PROVIDED ENTRIES:
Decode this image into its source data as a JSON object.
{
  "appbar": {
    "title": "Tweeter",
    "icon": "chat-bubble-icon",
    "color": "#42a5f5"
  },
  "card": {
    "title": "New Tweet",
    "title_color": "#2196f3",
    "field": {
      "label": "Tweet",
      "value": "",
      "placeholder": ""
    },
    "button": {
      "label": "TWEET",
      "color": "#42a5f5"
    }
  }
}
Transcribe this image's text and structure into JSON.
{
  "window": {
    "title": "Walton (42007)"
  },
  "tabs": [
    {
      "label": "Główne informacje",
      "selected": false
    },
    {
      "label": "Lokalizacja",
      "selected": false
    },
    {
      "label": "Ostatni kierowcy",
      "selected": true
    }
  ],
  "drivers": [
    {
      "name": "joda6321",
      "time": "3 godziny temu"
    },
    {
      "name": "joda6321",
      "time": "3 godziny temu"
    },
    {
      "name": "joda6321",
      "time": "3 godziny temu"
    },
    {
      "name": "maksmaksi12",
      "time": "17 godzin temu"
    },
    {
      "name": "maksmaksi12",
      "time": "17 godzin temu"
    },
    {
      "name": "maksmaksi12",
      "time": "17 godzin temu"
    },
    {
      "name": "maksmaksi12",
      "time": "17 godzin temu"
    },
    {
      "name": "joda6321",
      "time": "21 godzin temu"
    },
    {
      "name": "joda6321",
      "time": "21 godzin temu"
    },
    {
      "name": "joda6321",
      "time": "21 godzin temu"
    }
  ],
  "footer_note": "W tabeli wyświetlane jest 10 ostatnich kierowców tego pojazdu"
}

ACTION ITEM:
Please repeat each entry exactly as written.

TASK RESULT:
Decode this image into its source data as a JSON object.
{
  "appbar": {
    "title": "Tweeter",
    "icon": "chat-bubble-icon",
    "color": "#42a5f5"
  },
  "card": {
    "title": "New Tweet",
    "title_color": "#2196f3",
    "field": {
      "label": "Tweet",
      "value": "",
      "placeholder": ""
    },
    "button": {
      "label": "TWEET",
      "color": "#42a5f5"
    }
  }
}
Transcribe this image's text and structure into JSON.
{
  "window": {
    "title": "Walton (42007)"
  },
  "tabs": [
    {
      "label": "Główne informacje",
      "selected": false
    },
    {
      "label": "Lokalizacja",
      "selected": false
    },
    {
      "label": "Ostatni kierowcy",
      "selected": true
    }
  ],
  "drivers": [
    {
      "name": "joda6321",
      "time": "3 godziny temu"
    },
    {
      "name": "joda6321",
      "time": "3 godziny temu"
    },
    {
      "name": "joda6321",
      "time": "3 godziny temu"
    },
    {
      "name": "maksmaksi12",
      "time": "17 godzin temu"
    },
    {
      "name": "maksmaksi12",
      "time": "17 godzin temu"
    },
    {
      "name": "maksmaksi12",
      "time": "17 godzin temu"
    },
    {
      "name": "maksmaksi12",
      "time": "17 godzin temu"
    },
    {
      "name": "joda6321",
      "time": "21 godzin temu"
    },
    {
      "name": "joda6321",
      "time": "21 godzin temu"
    },
    {
      "name": "joda6321",
      "time": "21 godzin temu"
    }
  ],
  "footer_note": "W tabeli wyświetlane jest 10 ostatnich kierowców tego pojazdu"
}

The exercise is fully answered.